● **REQUIRED WORK**
Check every line below for the word "trace" and copy the ones that have it.

-------- DATA TO EXAMINE

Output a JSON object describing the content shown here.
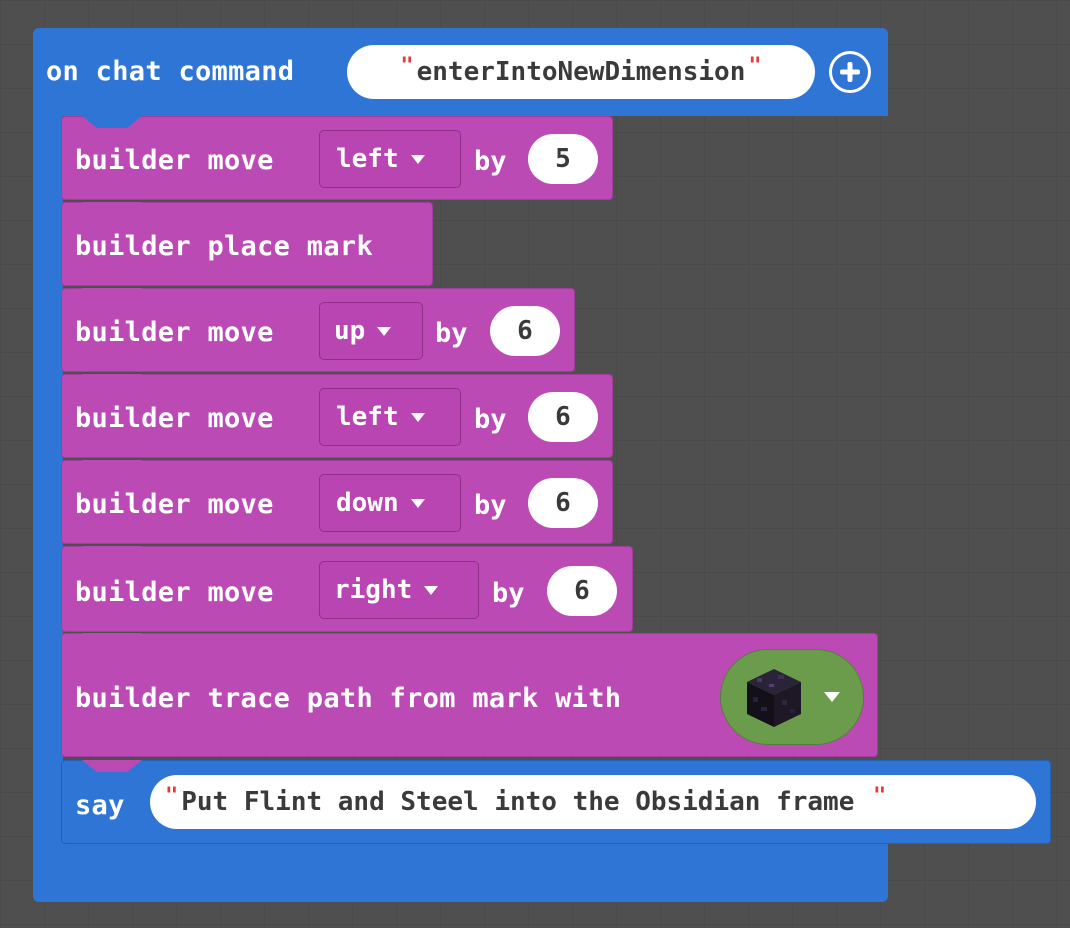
{
  "event": {
    "label": "on chat command",
    "command": "enterIntoNewDimension"
  },
  "blocks": [
    {
      "kind": "move",
      "label": "builder move",
      "direction": "left",
      "by": "by",
      "amount": "5"
    },
    {
      "kind": "mark",
      "label": "builder place mark"
    },
    {
      "kind": "move",
      "label": "builder move",
      "direction": "up",
      "by": "by",
      "amount": "6"
    },
    {
      "kind": "move",
      "label": "builder move",
      "direction": "left",
      "by": "by",
      "amount": "6"
    },
    {
      "kind": "move",
      "label": "builder move",
      "direction": "down",
      "by": "by",
      "amount": "6"
    },
    {
      "kind": "move",
      "label": "builder move",
      "direction": "right",
      "by": "by",
      "amount": "6"
    },
    {
      "kind": "trace",
      "label": "builder trace path from mark with",
      "block_icon": "obsidian-block-icon"
    }
  ],
  "say": {
    "label": "say",
    "text": "Put Flint and Steel into the Obsidian frame "
  },
  "colors": {
    "event_blue": "#2f75d6",
    "builder_magenta": "#bb4ab5",
    "picker_green": "#6a9c4c",
    "background": "#4f4f4f"
  }
}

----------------

● **YOUR RESPONSE**
      "kind": "trace",
      "label": "builder trace path from mark with",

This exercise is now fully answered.